If the president or anyone else at that ceremony had had perfect foresight, he would have seen that no surpluses of any sort would materialize, either for the government to hoard or for taxpayers to get back. (A year later the budget would show a deficit of $158 billion; a year after that $378 billion.) By the end of Bush's second term the federal debt, rather than having nearly disappeared, as he expected, had tripled. If those in the crowd had had that kind of foresight, they would have called their brokers the next day to unload all their stock holdings. A few hours after Bush signed the tax-cut bill, the Dow Jones industrial average closed at 11,090, a level it has never reached again.

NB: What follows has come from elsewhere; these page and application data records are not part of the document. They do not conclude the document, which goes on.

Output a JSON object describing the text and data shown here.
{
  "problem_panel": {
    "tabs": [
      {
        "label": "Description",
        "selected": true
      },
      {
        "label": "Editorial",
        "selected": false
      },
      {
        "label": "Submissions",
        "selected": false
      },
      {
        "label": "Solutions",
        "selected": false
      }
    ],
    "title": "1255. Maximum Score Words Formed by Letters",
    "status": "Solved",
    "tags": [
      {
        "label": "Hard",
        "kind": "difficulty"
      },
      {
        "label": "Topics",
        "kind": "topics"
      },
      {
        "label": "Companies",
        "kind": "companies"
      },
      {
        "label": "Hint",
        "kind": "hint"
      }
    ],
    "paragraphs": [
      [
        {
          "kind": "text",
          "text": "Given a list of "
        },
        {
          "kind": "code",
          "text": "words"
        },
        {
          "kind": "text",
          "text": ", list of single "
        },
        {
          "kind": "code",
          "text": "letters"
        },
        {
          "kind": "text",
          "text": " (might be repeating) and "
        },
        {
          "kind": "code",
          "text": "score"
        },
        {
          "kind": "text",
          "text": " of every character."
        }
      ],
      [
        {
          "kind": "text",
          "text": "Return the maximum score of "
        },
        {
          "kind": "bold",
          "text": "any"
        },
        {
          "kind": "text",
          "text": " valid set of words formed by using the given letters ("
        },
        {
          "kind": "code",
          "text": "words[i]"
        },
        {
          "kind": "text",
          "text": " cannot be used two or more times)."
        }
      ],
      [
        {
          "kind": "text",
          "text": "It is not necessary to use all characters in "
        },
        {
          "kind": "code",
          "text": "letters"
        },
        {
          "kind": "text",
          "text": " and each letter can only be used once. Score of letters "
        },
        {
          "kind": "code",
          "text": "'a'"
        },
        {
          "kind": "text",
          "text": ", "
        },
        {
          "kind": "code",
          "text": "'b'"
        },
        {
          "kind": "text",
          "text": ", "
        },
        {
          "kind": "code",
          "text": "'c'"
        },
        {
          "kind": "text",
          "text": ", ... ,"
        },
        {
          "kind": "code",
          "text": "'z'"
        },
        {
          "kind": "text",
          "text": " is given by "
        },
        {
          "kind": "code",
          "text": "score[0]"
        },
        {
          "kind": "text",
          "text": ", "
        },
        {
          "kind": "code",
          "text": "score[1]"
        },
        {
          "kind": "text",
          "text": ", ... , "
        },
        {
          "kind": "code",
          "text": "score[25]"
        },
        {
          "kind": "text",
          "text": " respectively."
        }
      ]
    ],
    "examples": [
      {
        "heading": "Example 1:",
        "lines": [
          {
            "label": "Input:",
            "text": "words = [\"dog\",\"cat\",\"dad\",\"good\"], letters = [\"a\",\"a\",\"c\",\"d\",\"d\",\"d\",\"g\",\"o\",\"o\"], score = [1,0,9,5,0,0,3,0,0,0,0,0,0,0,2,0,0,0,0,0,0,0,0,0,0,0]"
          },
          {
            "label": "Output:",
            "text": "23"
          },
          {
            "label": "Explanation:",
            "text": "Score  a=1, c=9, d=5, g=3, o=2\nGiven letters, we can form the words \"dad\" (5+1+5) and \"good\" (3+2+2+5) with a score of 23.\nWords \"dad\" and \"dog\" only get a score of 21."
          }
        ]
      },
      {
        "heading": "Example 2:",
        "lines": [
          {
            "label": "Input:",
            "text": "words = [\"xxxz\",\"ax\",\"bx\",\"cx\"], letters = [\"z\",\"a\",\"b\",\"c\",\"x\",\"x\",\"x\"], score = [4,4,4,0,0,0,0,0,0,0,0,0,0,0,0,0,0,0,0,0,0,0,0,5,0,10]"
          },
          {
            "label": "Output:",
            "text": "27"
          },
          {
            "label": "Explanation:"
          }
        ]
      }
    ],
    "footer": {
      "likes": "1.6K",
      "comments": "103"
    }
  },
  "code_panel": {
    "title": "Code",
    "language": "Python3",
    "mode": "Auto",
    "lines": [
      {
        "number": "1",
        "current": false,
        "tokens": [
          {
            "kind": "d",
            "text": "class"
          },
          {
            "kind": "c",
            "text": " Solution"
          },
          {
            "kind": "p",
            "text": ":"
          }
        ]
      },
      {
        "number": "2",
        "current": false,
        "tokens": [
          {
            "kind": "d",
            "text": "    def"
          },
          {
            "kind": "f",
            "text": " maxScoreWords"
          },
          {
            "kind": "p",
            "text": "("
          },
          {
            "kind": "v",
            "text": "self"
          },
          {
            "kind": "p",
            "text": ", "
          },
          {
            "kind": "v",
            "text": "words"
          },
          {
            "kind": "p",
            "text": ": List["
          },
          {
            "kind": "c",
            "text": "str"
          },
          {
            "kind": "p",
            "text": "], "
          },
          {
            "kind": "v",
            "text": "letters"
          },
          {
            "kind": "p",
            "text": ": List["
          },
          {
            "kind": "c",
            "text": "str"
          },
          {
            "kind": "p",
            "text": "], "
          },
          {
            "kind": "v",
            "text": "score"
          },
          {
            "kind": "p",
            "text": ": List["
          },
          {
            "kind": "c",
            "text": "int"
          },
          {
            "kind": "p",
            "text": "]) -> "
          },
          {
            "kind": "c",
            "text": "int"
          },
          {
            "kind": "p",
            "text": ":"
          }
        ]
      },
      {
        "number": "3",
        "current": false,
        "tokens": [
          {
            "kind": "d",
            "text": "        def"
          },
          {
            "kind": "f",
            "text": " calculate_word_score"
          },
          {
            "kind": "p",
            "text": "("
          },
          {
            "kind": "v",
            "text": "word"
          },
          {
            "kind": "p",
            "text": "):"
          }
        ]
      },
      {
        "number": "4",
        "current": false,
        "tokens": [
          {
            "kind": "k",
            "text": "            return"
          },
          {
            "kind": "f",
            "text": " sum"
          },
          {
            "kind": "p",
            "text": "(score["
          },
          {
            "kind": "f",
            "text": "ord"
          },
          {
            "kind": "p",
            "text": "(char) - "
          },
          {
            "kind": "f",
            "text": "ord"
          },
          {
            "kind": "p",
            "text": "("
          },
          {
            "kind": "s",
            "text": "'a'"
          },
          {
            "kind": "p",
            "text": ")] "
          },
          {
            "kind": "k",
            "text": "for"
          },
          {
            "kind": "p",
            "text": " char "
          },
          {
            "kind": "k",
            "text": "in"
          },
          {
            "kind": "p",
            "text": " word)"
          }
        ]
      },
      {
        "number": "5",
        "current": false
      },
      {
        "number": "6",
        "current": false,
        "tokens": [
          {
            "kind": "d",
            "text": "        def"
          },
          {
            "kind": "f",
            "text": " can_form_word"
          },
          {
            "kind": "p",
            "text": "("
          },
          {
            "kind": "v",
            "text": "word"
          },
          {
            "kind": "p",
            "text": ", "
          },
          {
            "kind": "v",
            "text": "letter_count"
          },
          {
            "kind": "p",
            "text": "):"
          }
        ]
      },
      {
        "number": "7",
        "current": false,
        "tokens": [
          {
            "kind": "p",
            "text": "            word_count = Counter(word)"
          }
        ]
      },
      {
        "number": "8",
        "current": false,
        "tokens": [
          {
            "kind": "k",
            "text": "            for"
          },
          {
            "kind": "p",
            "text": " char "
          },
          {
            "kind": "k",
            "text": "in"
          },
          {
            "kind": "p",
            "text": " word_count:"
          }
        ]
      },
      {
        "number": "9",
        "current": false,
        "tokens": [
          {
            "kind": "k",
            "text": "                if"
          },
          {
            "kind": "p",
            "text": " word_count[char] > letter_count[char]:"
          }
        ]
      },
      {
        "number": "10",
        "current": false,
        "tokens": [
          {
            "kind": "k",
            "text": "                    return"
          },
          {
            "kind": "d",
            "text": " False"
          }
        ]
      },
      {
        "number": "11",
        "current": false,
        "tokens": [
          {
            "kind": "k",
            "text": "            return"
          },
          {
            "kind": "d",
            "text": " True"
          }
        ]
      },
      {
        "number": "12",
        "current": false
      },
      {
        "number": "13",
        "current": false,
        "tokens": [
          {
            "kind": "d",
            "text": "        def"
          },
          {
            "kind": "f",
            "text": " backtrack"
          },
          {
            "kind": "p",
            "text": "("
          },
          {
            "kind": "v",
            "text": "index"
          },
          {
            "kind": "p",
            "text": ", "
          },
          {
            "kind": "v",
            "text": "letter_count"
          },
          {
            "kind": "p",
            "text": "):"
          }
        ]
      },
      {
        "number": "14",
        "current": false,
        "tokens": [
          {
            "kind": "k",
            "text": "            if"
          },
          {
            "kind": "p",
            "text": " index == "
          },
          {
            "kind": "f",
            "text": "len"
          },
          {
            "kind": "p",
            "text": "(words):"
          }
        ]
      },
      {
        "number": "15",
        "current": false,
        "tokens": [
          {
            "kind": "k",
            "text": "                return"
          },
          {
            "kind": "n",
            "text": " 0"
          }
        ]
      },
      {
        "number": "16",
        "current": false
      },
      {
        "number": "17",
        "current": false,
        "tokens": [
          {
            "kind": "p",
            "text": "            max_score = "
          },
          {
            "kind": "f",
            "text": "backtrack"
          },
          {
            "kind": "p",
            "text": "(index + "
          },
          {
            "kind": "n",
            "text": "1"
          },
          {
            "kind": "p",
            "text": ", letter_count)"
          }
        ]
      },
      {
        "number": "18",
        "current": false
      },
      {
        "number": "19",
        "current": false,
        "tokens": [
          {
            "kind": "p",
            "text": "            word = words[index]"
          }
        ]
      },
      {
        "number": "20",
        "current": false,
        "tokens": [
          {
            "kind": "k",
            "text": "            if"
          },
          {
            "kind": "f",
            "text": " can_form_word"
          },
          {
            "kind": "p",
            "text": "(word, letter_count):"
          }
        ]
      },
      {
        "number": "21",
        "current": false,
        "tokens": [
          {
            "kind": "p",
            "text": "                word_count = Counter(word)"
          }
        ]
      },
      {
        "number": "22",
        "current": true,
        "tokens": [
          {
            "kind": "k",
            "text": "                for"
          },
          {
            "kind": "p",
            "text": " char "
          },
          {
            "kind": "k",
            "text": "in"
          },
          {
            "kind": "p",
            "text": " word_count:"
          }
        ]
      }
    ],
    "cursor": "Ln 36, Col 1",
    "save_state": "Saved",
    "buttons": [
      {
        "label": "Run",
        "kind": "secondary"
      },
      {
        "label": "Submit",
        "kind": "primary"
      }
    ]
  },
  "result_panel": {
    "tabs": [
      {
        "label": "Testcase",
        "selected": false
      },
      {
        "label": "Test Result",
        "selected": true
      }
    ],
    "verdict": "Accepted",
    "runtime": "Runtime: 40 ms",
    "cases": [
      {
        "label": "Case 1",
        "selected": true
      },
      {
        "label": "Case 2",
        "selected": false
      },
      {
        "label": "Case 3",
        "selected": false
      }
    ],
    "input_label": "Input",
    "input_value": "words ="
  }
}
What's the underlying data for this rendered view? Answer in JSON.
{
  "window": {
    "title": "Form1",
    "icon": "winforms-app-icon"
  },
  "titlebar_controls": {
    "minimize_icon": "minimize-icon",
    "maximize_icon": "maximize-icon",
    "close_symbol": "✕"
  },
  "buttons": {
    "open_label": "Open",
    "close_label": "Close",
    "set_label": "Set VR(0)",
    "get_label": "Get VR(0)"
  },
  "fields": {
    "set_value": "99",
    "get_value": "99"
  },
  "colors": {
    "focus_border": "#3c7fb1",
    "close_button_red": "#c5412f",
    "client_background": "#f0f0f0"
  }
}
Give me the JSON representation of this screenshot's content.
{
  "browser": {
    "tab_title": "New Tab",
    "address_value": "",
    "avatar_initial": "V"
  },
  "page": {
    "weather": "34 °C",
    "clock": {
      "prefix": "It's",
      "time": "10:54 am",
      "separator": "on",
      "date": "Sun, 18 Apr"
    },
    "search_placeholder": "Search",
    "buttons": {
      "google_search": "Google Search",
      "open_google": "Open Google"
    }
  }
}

In a way it doesn't matter what the national government intended, or why all forecasts proved so wrong. Through the rest of his presidency Bush contended that the reason was 9/11—that it had changed the budget as it changed everything else. It forced the government to spend more, for war and for homeland security, even as the economic dislocation it caused meant the government could collect less. Most people outside the administration considered this explanation misleading, or at least incomplete. For instance, as Bush began his second term the nonpartisan Congressional Budget Office said that the biggest reason for growing deficits was the tax cuts.
But here is what really mattered about that June day in 2001: from that point on the U.S. government had less money to work with than it had under the previous eight presidents. Through four decades and through administrations as diverse as Lyndon Johnson's and Ronald Reagan's, federal tax revenue had stayed within a fairly narrow band. The tax cuts of 2001 pushed it out of that safety zone, reducing it to its lowest level as a share of the economy in the modern era. And as we will see, these cuts—the first of three rounds—did so just when the country's commitments and obligations had begun to grow.
Pick up a copy or subscribe. This article alone is worth it.